Opioids can seriously disturb gastrointestinal function. Opioid receptors are found throughout the enteric nervous system in the nervous plexus of the bowel, in the sacral plexus, along the biliary tree, and in ureters and blad- der. Opioids stimulate tonic contraction of smooth muscle at all of these sites, while reducing normal propulsive activity. This can be a source of signiﬁcant morbidity: Inhibition of normal intestinal secretions and peri- stalsis can lead to increased water absorption and constipation. Very lit- tle tolerance develops to this effect, so patients taking opioids chronically can develop severe ongoing constipation. This is a very common problem in cancer patients. The inhibitory effect of opioids on peristalsis is medi- ated by the enteric nerve pathway and by the blockade of presynaptic re- lease of acetylcholine (De Luca and Coupar 1996). Besides inhibiting peri- stalsis, opioids contract intestinal muscles and induce tonic spasms in the intestine. These effects may involve depression of nitric oxide release from inhibitory enteric neurons or direct activation of smooth muscle cells that express opioid receptors (Townsend et al. 2004). Opioid-induced bowel dys- function can be prevented by selectively targeting intestinal opioid receptors with orally administered opioid receptor antagonists (Holzner 2004). A new μ-receptor selective antagonist with a peripherally restricted site of action was developed recently (Schmidt 2001). This compound (alvimopan) is charac- terized by low systemic absorption and it prevents morphine-induced delays in oral-cecal transit time without antagonizing centrally mediated opioid ef- fects. Alvimopan was found to improve the management of postoperative ileus in patients who underwent abdominal surgery and received opioids for acute postoperative pain (Taguchi et al. 2001). Opioid stimulation of smooth muscles along the gall bladder and cystic duct and opioid-induced contrac- tion of the sphincter of Oddi may increase intrabiliary pressure and lead to episodes of biliary colic and false positive cholangiograms. These effects can be completely reversed by naloxone. In addition, opioids can cause uri- nary retention by decreasing bladder detrusor tone and increasing tone in the urinary sphincter. They also decrease awareness of bladder distension and inhibit the reﬂex urge to void. This complication is more common in males and more likely to occur when opioids are given by epidural or intrathecal injection.

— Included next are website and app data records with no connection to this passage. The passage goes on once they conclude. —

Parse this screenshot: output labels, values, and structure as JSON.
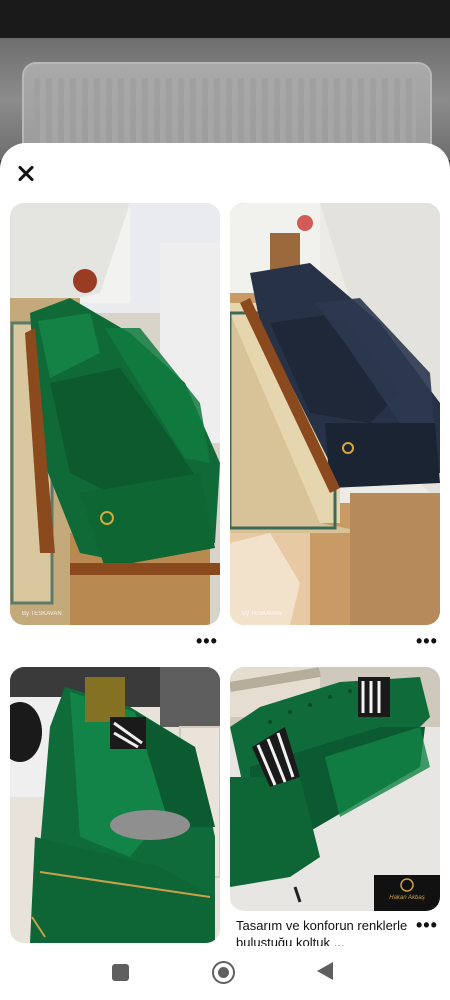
{
  "sheet": {
    "close_label": "Close"
  },
  "pins": [
    {
      "name": "pin-green-sofa-1",
      "watermark": "By TESKAVAN"
    },
    {
      "name": "pin-navy-sofa",
      "watermark": "By TESKAVAN"
    },
    {
      "name": "pin-green-sofa-2"
    },
    {
      "name": "pin-green-chesterfield",
      "caption": "Tasarım ve konforun renklerle bulustuğu koltuk ...",
      "brand_logo_text": "Hakan Akbaş"
    }
  ],
  "more_label": "•••",
  "icons": {
    "close": "close-icon",
    "recents": "square-icon",
    "home": "circle-icon",
    "back": "triangle-back-icon"
  },
  "colors": {
    "green_velvet": "#0e6b3a",
    "navy_velvet": "#1f2b3a",
    "sheet_bg": "#ffffff"
  }
}
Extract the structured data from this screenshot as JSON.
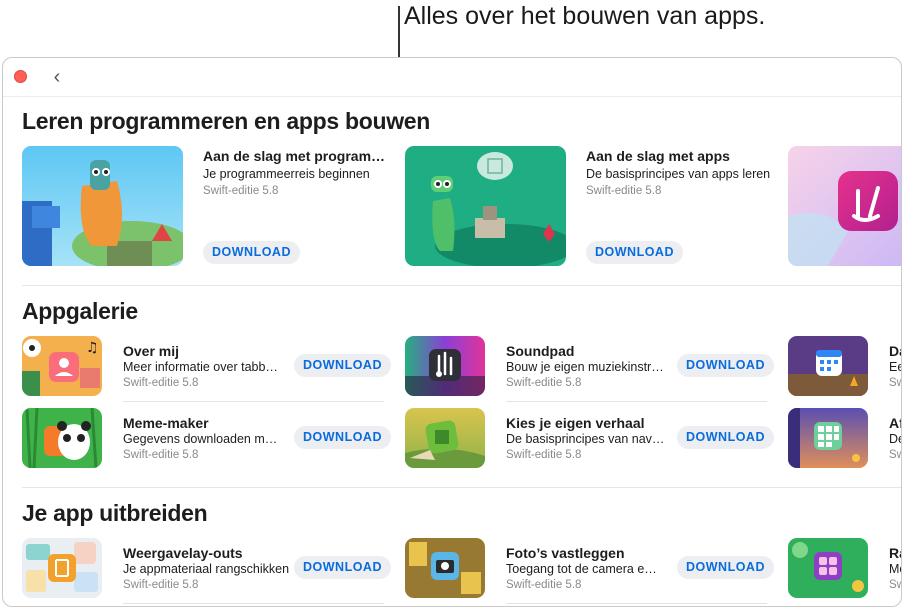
{
  "callout": "Alles over het bouwen van apps.",
  "window": {
    "back": "‹"
  },
  "sections": {
    "learn": {
      "title": "Leren programmeren en apps bouwen",
      "cards": [
        {
          "title": "Aan de slag met program…",
          "subtitle": "Je programmeerreis beginnen",
          "meta": "Swift-editie 5.8",
          "button": "DOWNLOAD"
        },
        {
          "title": "Aan de slag met apps",
          "subtitle": "De basisprincipes van apps leren",
          "meta": "Swift-editie 5.8",
          "button": "DOWNLOAD"
        }
      ]
    },
    "gallery": {
      "title": "Appgalerie",
      "items": [
        {
          "title": "Over mij",
          "subtitle": "Meer informatie over tabb…",
          "meta": "Swift-editie 5.8",
          "button": "DOWNLOAD"
        },
        {
          "title": "Soundpad",
          "subtitle": "Bouw je eigen muziekinstr…",
          "meta": "Swift-editie 5.8",
          "button": "DOWNLOAD"
        },
        {
          "title": "Da",
          "subtitle": "Een",
          "meta": "Swift"
        },
        {
          "title": "Meme-maker",
          "subtitle": "Gegevens downloaden me…",
          "meta": "Swift-editie 5.8",
          "button": "DOWNLOAD"
        },
        {
          "title": "Kies je eigen verhaal",
          "subtitle": "De basisprincipes van nav…",
          "meta": "Swift-editie 5.8",
          "button": "DOWNLOAD"
        },
        {
          "title": "Af",
          "subtitle": "De",
          "meta": "Swift"
        }
      ]
    },
    "extend": {
      "title": "Je app uitbreiden",
      "items": [
        {
          "title": "Weergavelay-outs",
          "subtitle": "Je appmateriaal rangschikken",
          "meta": "Swift-editie 5.8",
          "button": "DOWNLOAD"
        },
        {
          "title": "Foto’s vastleggen",
          "subtitle": "Toegang tot de camera e…",
          "meta": "Swift-editie 5.8",
          "button": "DOWNLOAD"
        },
        {
          "title": "Ra",
          "subtitle": "Me",
          "meta": "Swift"
        }
      ]
    }
  },
  "colors": {
    "accent": "#0a6cdc",
    "button_bg": "#eceef2",
    "close": "#ff5f57"
  },
  "icons": [
    "close-dot",
    "back-chevron",
    "metronome-icon",
    "calendar-icon",
    "grid-icon",
    "camera-icon",
    "pencil-book-icon",
    "peace-sign-icon"
  ]
}
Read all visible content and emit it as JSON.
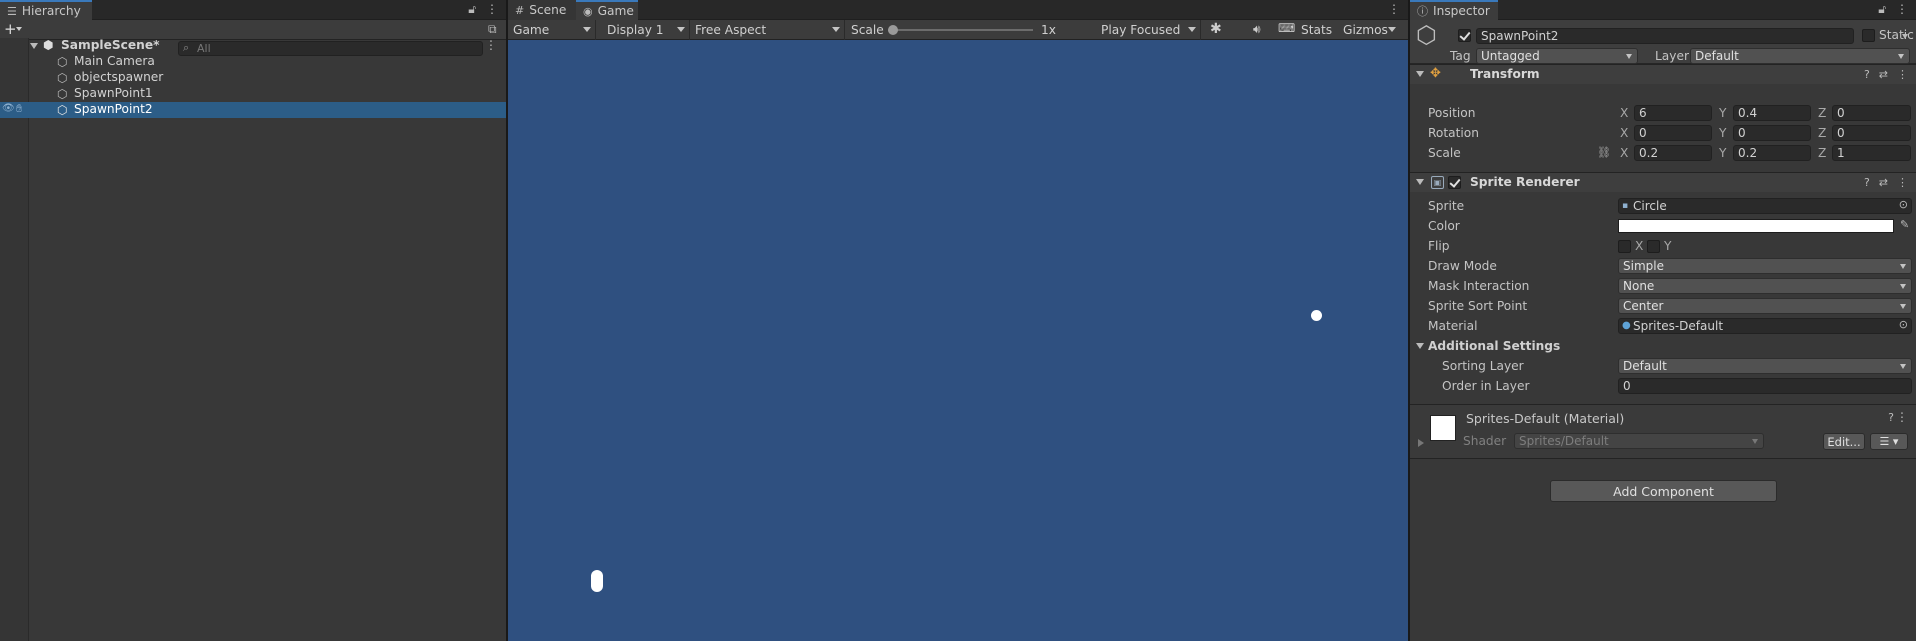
{
  "hierarchy": {
    "tab_label": "Hierarchy",
    "search_placeholder": "All",
    "items": [
      {
        "label": "SampleScene*"
      },
      {
        "label": "Main Camera"
      },
      {
        "label": "objectspawner"
      },
      {
        "label": "SpawnPoint1"
      },
      {
        "label": "SpawnPoint2"
      }
    ]
  },
  "game": {
    "tabs": [
      {
        "label": "Scene"
      },
      {
        "label": "Game"
      }
    ],
    "toolbar": {
      "view": "Game",
      "display": "Display 1",
      "aspect": "Free Aspect",
      "scale_label": "Scale",
      "scale_value": "1x",
      "play_mode": "Play Focused",
      "stats": "Stats",
      "gizmos": "Gizmos"
    },
    "background_color": "#2f5080"
  },
  "inspector": {
    "tab_label": "Inspector",
    "object_name": "SpawnPoint2",
    "static_label": "Static",
    "tag_label": "Tag",
    "tag_value": "Untagged",
    "layer_label": "Layer",
    "layer_value": "Default",
    "transform": {
      "title": "Transform",
      "position_label": "Position",
      "rotation_label": "Rotation",
      "scale_label": "Scale",
      "position": {
        "x": "6",
        "y": "0.4",
        "z": "0"
      },
      "rotation": {
        "x": "0",
        "y": "0",
        "z": "0"
      },
      "scale": {
        "x": "0.2",
        "y": "0.2",
        "z": "1"
      }
    },
    "axes": {
      "x": "X",
      "y": "Y",
      "z": "Z"
    },
    "sprite_renderer": {
      "title": "Sprite Renderer",
      "sprite_label": "Sprite",
      "sprite_value": "Circle",
      "color_label": "Color",
      "color_value": "#ffffff",
      "flip_label": "Flip",
      "draw_mode_label": "Draw Mode",
      "draw_mode_value": "Simple",
      "mask_label": "Mask Interaction",
      "mask_value": "None",
      "sort_point_label": "Sprite Sort Point",
      "sort_point_value": "Center",
      "material_label": "Material",
      "material_value": "Sprites-Default",
      "additional_label": "Additional Settings",
      "sorting_layer_label": "Sorting Layer",
      "sorting_layer_value": "Default",
      "order_label": "Order in Layer",
      "order_value": "0"
    },
    "material": {
      "name": "Sprites-Default (Material)",
      "shader_label": "Shader",
      "shader_value": "Sprites/Default",
      "edit_label": "Edit..."
    },
    "add_component_label": "Add Component"
  }
}
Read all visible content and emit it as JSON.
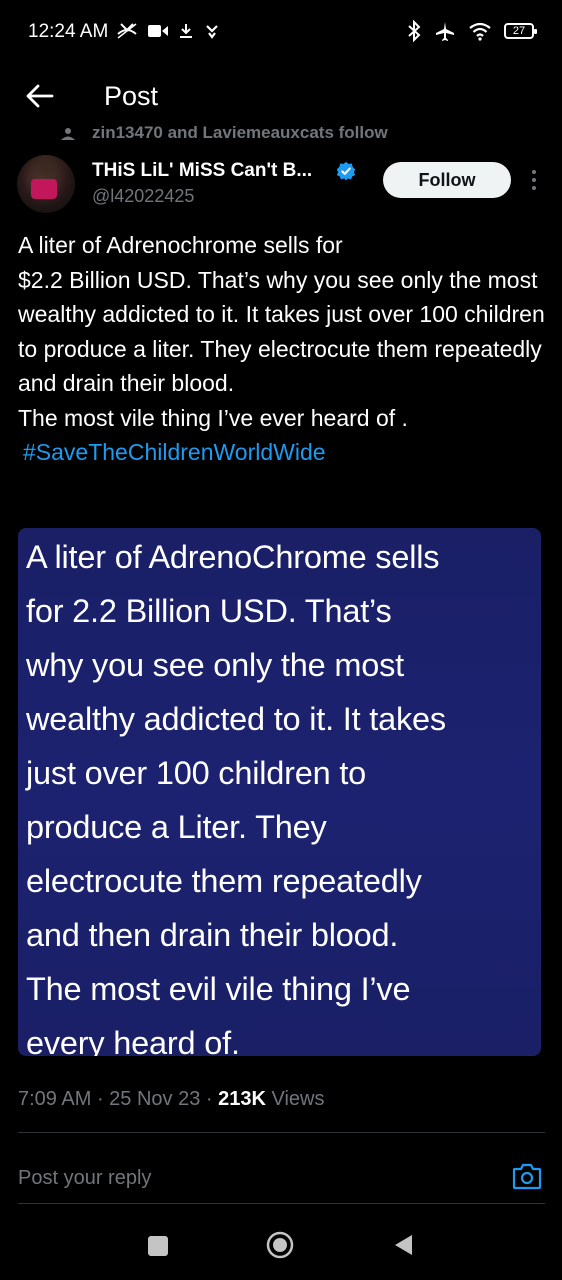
{
  "status_bar": {
    "time": "12:24 AM",
    "battery": "27",
    "left_icons": [
      "missed-call-icon",
      "video-icon",
      "download-icon",
      "notification-icon"
    ],
    "right_icons": [
      "bluetooth-icon",
      "airplane-icon",
      "wifi-icon",
      "battery-icon"
    ]
  },
  "header": {
    "title": "Post"
  },
  "social_context": "zin13470 and Laviemeauxcats follow",
  "author": {
    "display_name": "THiS LiL' MiSS Can't B...",
    "handle": "@l42022425",
    "verified_color": "#1d9bf0"
  },
  "follow_label": "Follow",
  "tweet": {
    "text": "A liter of Adrenochrome sells for\n$2.2 Billion USD. That’s why you see only the most wealthy addicted to it. It takes just over 100 children to produce a liter. They electrocute them repeatedly and drain their blood.\nThe most vile thing I’ve ever heard of .",
    "hashtag": "#SaveTheChildrenWorldWide"
  },
  "media": {
    "text": "A liter of AdrenoChrome sells\nfor 2.2 Billion USD. That’s\nwhy you see only the most\nwealthy addicted to it. It takes\njust over 100 children to\nproduce a Liter. They\nelectrocute them repeatedly\nand then drain their blood.\nThe most evil vile thing I’ve\nevery heard of.",
    "background": "#1b2065"
  },
  "meta": {
    "time": "7:09 AM",
    "date": "25 Nov 23",
    "views_count": "213K",
    "views_label": "Views"
  },
  "reply": {
    "placeholder": "Post your reply"
  },
  "colors": {
    "accent": "#1d9bf0",
    "muted": "#71767b",
    "background": "#000000"
  }
}
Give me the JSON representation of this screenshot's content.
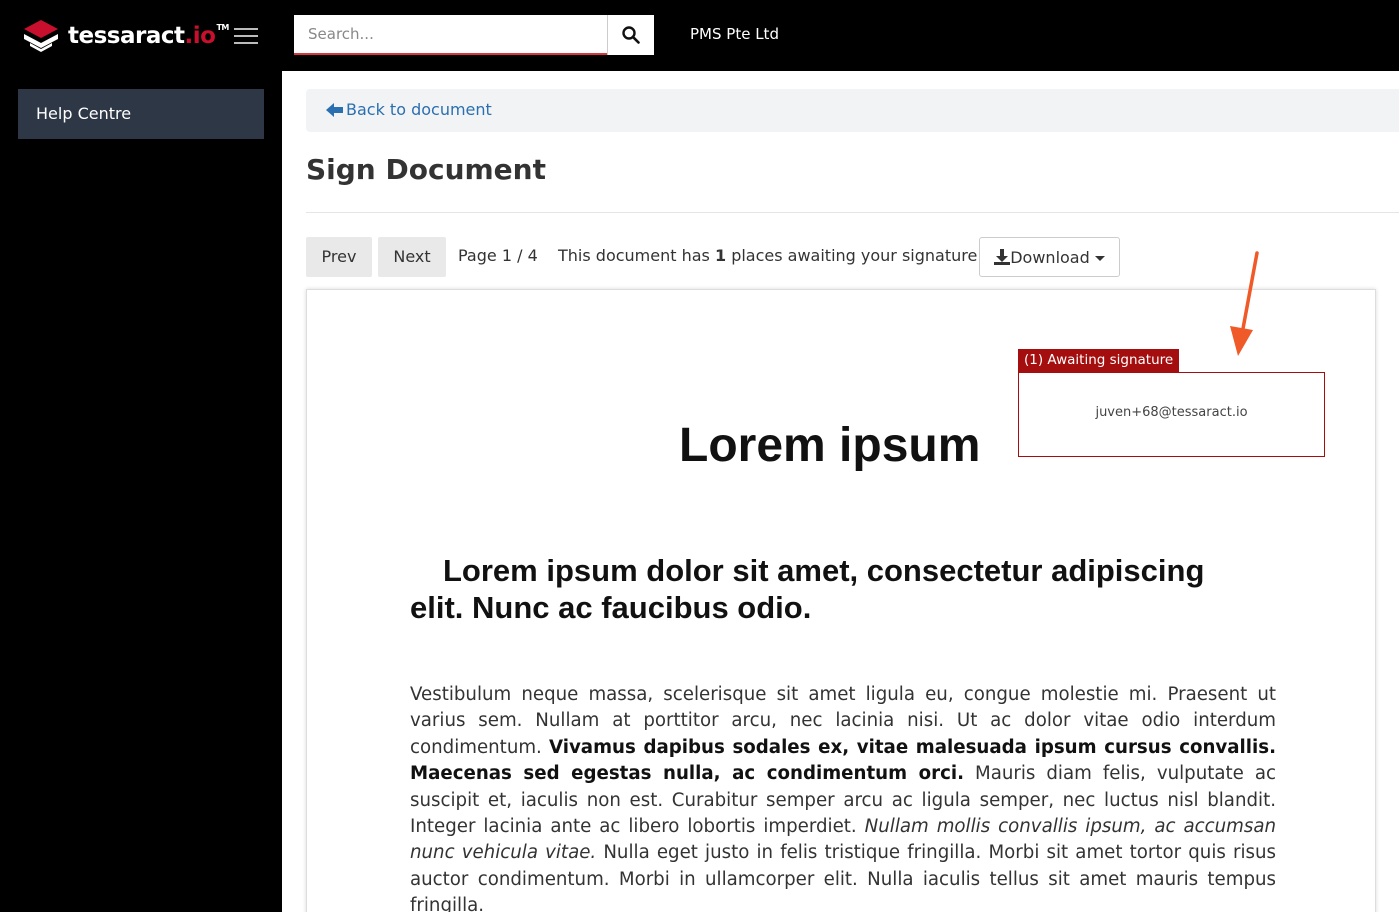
{
  "header": {
    "logo_text": "tessaract",
    "logo_suffix": ".io",
    "logo_tm": "TM",
    "search_placeholder": "Search...",
    "company_name": "PMS Pte Ltd",
    "icons": {
      "menu": "hamburger-icon",
      "search": "search-icon"
    }
  },
  "sidebar": {
    "items": [
      {
        "label": "Help Centre"
      }
    ]
  },
  "breadcrumb": {
    "back_label": "Back to document"
  },
  "page": {
    "title": "Sign Document"
  },
  "toolbar": {
    "prev_label": "Prev",
    "next_label": "Next",
    "page_info": "Page 1 / 4",
    "await_prefix": "This document has ",
    "await_count": "1",
    "await_suffix": " places awaiting your signature.",
    "download_label": "Download"
  },
  "signature": {
    "tag": "(1) Awaiting signature",
    "email": "juven+68@tessaract.io"
  },
  "document": {
    "title": "Lorem ipsum",
    "subtitle": "Lorem ipsum dolor sit amet, consectetur adipiscing elit. Nunc ac faucibus odio.",
    "body_1": "Vestibulum neque massa, scelerisque sit amet ligula eu, congue molestie mi. Praesent ut varius sem. Nullam at porttitor arcu, nec lacinia nisi. Ut ac dolor vitae odio interdum condimentum. ",
    "body_bold": "Vivamus dapibus sodales ex, vitae malesuada ipsum cursus convallis. Maecenas sed egestas nulla, ac condimentum orci.",
    "body_2": " Mauris diam felis, vulputate ac suscipit et, iaculis non est. Curabitur semper arcu ac ligula semper, nec luctus nisl blandit. Integer lacinia ante ac libero lobortis imperdiet. ",
    "body_italic": "Nullam mollis convallis ipsum, ac accumsan nunc vehicula vitae.",
    "body_3": " Nulla eget justo in felis tristique fringilla. Morbi sit amet tortor quis risus auctor condimentum. Morbi in ullamcorper elit. Nulla iaculis tellus sit amet mauris tempus fringilla."
  },
  "colors": {
    "accent_red": "#a50e0e",
    "link_blue": "#2a6fb0",
    "sidebar_active": "#2d3746",
    "annotation_arrow": "#f05a28"
  }
}
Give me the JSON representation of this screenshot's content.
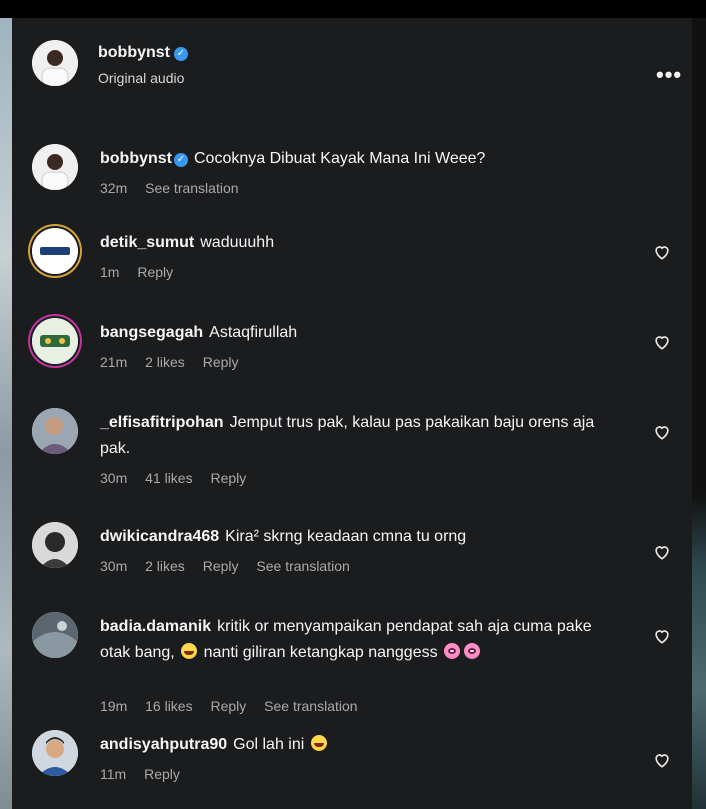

Like many other low molecular weight basic drugs, morphine, codeine, and meperidine can cause displacement of histamine from tissue mast cells, result-
ing in several undesirable effects, such as hypotension, urticaria, pruritus, and tachycardia (Barke and Hough 1993). This is a nonimmunological response that is most often seen as local itching, redness, or hives near the site of i.v. injection. Although functional opiate receptors may exist on mast cells and may be capable of modulating IgE-mediated histamine release, there is no evidence that these receptors account for opiate-induced histamine release. Fentanyl and its congeners do not typically release histamine. Patients who have experienced hives and itching will frequently report that they are aller- gic to the drug, although true allergy to opioids is extremely rare. Itching may be produced by other mechanisms as well. Opioid receptor-dependent processes activate inhibitory circuits in the CNS and regulate the extent of intensity and quality of perceived itch (Greaves and Wall 1996). Opioids fre- quently cause itching and warmth over the neck and face, especially over the malar area. Epidural opioids can produce troublesome generalized itch- ing (Chaney 1995; Ballantyne et al. 1989). These dysesthesias appear to be opioid-speciﬁc effects since they can be reversed by naloxone and are pro- duced by opioids like fentanyl, which do not release histamine (Kjellberg and Tramer 2001).
Chronic Opioid Application
As discussed in Sect. 2.4.2, repeated or prolonged exposure to opioids can result in apparent tolerance, a phenomenon that can be due to opioid recep- tor alterations or to progressively increasing nociceptive stimulation. Cross- tolerance to other agonists can occur, but this cross-tolerance is often incom- plete. Tolerance usually develops most rapidly to opioid depressant effects like analgesia and respiratory depression and very slowly to stimulant effects like constipation or miosis. There is a striking difference between the pro- found degree of tolerance to the analgesic effect of opioids observed in animal models and the relative stability of opioid dose-response relationships in pa- tients with ongoing pain. Dose escalation is common in long-term opioid treatment for the management of cancer pain, but tumor growth could be the reason for this increase. Many clinical studies indicate that opioid tolerance is of minor relevance and develops less frequently in patients experiencing pain (Adriaensen et al. 2003). A survey of over 2,000 cancer patients showed that less than 50% had increased their daily morphine dose over 1 year of treatment (Zech et al. 1995). These differences between clinical and labora- tory investigations caution against generalization from the laboratory to the clinic.